START Exercise data

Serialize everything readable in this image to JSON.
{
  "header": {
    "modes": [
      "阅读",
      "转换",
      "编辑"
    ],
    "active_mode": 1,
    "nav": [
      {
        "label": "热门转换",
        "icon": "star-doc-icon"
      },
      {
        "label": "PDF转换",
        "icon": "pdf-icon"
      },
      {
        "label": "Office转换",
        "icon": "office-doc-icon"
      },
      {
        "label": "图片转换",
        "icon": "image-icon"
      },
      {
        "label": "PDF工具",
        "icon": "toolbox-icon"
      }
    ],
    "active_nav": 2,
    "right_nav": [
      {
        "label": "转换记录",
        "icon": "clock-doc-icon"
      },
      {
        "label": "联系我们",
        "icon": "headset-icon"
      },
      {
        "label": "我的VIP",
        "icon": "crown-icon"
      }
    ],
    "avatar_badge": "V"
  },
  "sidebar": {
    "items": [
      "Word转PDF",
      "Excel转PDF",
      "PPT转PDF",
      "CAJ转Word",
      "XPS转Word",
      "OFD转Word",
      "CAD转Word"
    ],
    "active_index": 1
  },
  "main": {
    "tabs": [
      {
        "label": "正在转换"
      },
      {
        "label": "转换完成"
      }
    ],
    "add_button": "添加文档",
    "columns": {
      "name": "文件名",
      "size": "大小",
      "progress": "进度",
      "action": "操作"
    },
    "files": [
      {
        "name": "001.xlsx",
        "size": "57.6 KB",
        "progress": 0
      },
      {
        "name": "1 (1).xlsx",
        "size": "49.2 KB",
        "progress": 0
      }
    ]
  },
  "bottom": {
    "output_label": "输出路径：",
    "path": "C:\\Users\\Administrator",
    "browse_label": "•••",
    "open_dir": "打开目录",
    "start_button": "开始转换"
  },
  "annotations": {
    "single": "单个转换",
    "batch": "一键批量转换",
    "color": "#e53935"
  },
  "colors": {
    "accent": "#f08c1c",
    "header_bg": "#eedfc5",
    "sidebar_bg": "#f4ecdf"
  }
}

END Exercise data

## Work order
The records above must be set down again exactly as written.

## Expected output
Serialize everything readable in this image to JSON.
{
  "header": {
    "modes": [
      "阅读",
      "转换",
      "编辑"
    ],
    "active_mode": 1,
    "nav": [
      {
        "label": "热门转换",
        "icon": "star-doc-icon"
      },
      {
        "label": "PDF转换",
        "icon": "pdf-icon"
      },
      {
        "label": "Office转换",
        "icon": "office-doc-icon"
      },
      {
        "label": "图片转换",
        "icon": "image-icon"
      },
      {
        "label": "PDF工具",
        "icon": "toolbox-icon"
      }
    ],
    "active_nav": 2,
    "right_nav": [
      {
        "label": "转换记录",
        "icon": "clock-doc-icon"
      },
      {
        "label": "联系我们",
        "icon": "headset-icon"
      },
      {
        "label": "我的VIP",
        "icon": "crown-icon"
      }
    ],
    "avatar_badge": "V"
  },
  "sidebar": {
    "items": [
      "Word转PDF",
      "Excel转PDF",
      "PPT转PDF",
      "CAJ转Word",
      "XPS转Word",
      "OFD转Word",
      "CAD转Word"
    ],
    "active_index": 1
  },
  "main": {
    "tabs": [
      {
        "label": "正在转换"
      },
      {
        "label": "转换完成"
      }
    ],
    "add_button": "添加文档",
    "columns": {
      "name": "文件名",
      "size": "大小",
      "progress": "进度",
      "action": "操作"
    },
    "files": [
      {
        "name": "001.xlsx",
        "size": "57.6 KB",
        "progress": 0
      },
      {
        "name": "1 (1).xlsx",
        "size": "49.2 KB",
        "progress": 0
      }
    ]
  },
  "bottom": {
    "output_label": "输出路径：",
    "path": "C:\\Users\\Administrator",
    "browse_label": "•••",
    "open_dir": "打开目录",
    "start_button": "开始转换"
  },
  "annotations": {
    "single": "单个转换",
    "batch": "一键批量转换",
    "color": "#e53935"
  },
  "colors": {
    "accent": "#f08c1c",
    "header_bg": "#eedfc5",
    "sidebar_bg": "#f4ecdf"
  }
}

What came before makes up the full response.